Based on mineralogy studies carried out by both SGS, South Africa and Xstrata Process Solutions of Canada, Glenover has a comprehensive understanding of the three major rock-types of interest on its large intrusive, namely Apatite Breccia, Pyroxenite and Carbonatite.
The company recently appointed the services of UK-based GBM to perform the project Preliminary Economic Assessment focused on its SAMREC-compliant 10MT breccia resource. This study is being carried out in collaboration with the REE-experienced metallurgical laboratories Anzaplan of Germany and the resulting PEA report will be available by early 2013.
Simultaneously an in-depth PFS-level metallurgy program is underway at a major state-owned REE-laboratory in China with one ton of breccia ore having been provided for ultimate piloting of one of two potential flow-sheets. Feedback from the PEA study may provide useful parameters for this work nevertheless the separation of PEA and PFS mandates is designed to accelerate the overall project. The project team selected the specific Chinese laboratory due to it having demonstrated a great depth of understanding of REE processing, generally unattainable in western laboratories.
- Short time to market and to realize investment returns: Existing stockpiles of REE-rich minerals have already been mined and are ready for processing
- Highly accessible REE: The stockpiles present short term processing potential with no mining risk
- REE-bearing and Niobium-rich materials below the surface: Significant below surface reserves for later stage development
- Strong local partner: Fer-Min-Ore has 40 years of international construction and processing experience in the mining industry backed by over 100 years of design know how
- Strategic alternative supply source of REE: China currently controls 97% of global REE production and are taking actions to restrict REE exports
- More information is available in the Glenover Geological and Resource Report (PDF, 24.4Mb)
- The Glenover Project is located approximately 88 kilometers (km) north of Thabazimbi in the Limpopo Province of South Africa.
- The prospecting right covers a surface area of 15,802 hectares (ha). The majority of the mineral assets are located on the farm Glenover 371 LQ. This includes a large open pit mine as well as various stockpiles of high, medium and low grade phosphate bearing material.

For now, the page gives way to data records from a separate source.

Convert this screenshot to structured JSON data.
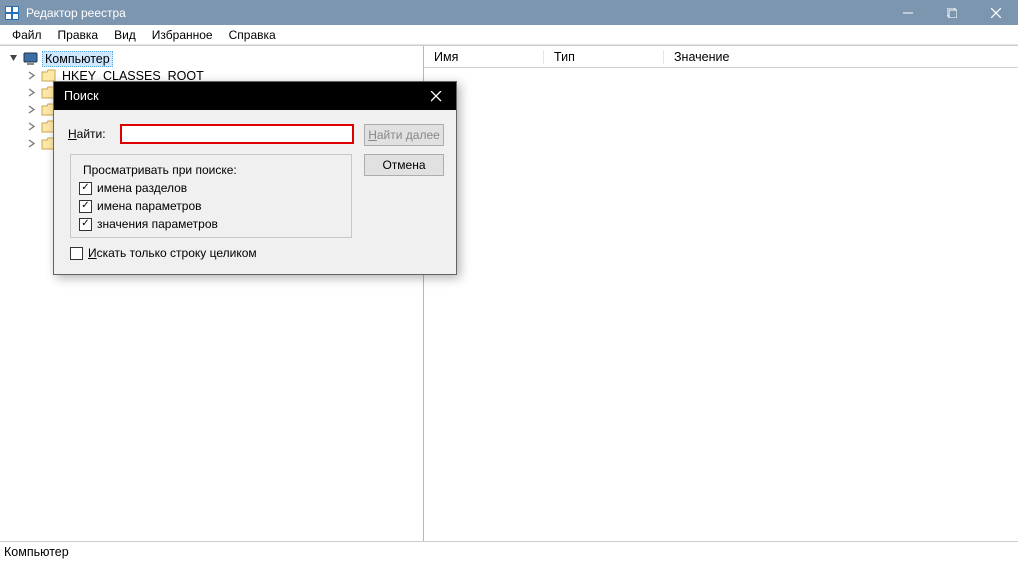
{
  "titlebar": {
    "title": "Редактор реестра"
  },
  "menu": {
    "file": "Файл",
    "edit": "Правка",
    "view": "Вид",
    "favorites": "Избранное",
    "help": "Справка"
  },
  "tree": {
    "root": "Компьютер",
    "items": [
      "HKEY_CLASSES_ROOT"
    ]
  },
  "listview": {
    "col1": "Имя",
    "col2": "Тип",
    "col3": "Значение"
  },
  "statusbar": "Компьютер",
  "dialog": {
    "title": "Поиск",
    "find_label_pre": "Н",
    "find_label_post": "айти:",
    "group_title": "Просматривать при поиске:",
    "cb_keys": "имена разделов",
    "cb_values": "имена параметров",
    "cb_data": "значения параметров",
    "cb_whole": "Искать только строку целиком",
    "cb_whole_u": "И",
    "btn_find_next_u": "Н",
    "btn_find_next": "айти далее",
    "btn_cancel": "Отмена",
    "input_value": ""
  }
}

- Historical exploitation of the Glenover deposit for its phosphate content resulted in the creation of a series of stockpiles which still contain high levels of phosphate and contain varying amounts of REE’s, the presence of which have been confirmed by sampling programs undertaken by Gold Fields of South Africa Limited (GFSA) and by Fer-Min-Ore (Pty) Ltd (FMO) (Harrison, 2004). The previous owners referred to the stockpiles as “dumps”. Snowden has revised the naming convention as a consequence of them being chemically unaltered and some of them demonstrating economic potential, and refers to the dumps as stockpiles. The stockpiles are located on Portion 1 of Glenover 371 LQ.
The Glenover carbonatite is a complex circular, carbonatite/pyroxenite plug intruded into sedimentary shale and arenite rocks of the Waterberg Group and prominently visible as a major circular feature on satellite images of the area. Thickness estimates for the Waterberg Group range from 2,700 meters (m) to more than 7,000 m.
The deposit comprises a central iron rich breccia (subsequently mined out), surrounded by a pyroxenite plug, into which carbonatite has intruded as a series of dykes and cone sheets.
The main historical source of geological information concerning the Glenover Carbonatite is Handbook 6 of the Geological Survey of South Africa, ‘The Carbonatites of South Africa and South West Africa’, published in 1967 and authored by WJ Verwoerd.
Verwoerd hypothesised that the deposit was created by two geological events that resulted in the formation of a primary and a secondary phosphate deposit. Exploitation has historically focused on the phosphate content of the deposit and the potential of the surrounding rocks. However limited exploration has been undertaken to determine the potential of other metals and minerals, inter alia REE’s (Begley, 1987).
GFSA mined the Glenover property between 1957 and 1984 for its phosphate content and limited information is available from mining records concerning the volume, tonnes and REE values deposited on the various stockpiles deposited around the Glenover open pit.
In 2011 the volumes of the Glenover stockpiles were independently surveyed by Global Surveys (Global). This was preceded by a bulk sampling program undertaken on three of the stockpiles. Four 750 kilogram (kg) samples were taken from each stockpile, excluding any material greater than 200 millimeter (mm) in size. No indication is given in the data provided by FMO as to what proportion of the sample comprised material of this size range. Each individual sample was crushed and pulverised and a 25 kg sub sample taken for assay from each of the samples using a spear sampling technique. For each stockpile, an additional sample, referred to as the homogenised sample was created by mixing 150 kg of sample from each of the primary samples.
Bulk density (SG) measurements for two of the stockpiles were undertaken by Harrison in 2004. Snowden has assumed that the lower SG values provided by Harrison (2004), in conjunction with the volumes provided by Orbital, may be used to estimate the total tonnes (t) of material contained within the sampled stockpiles.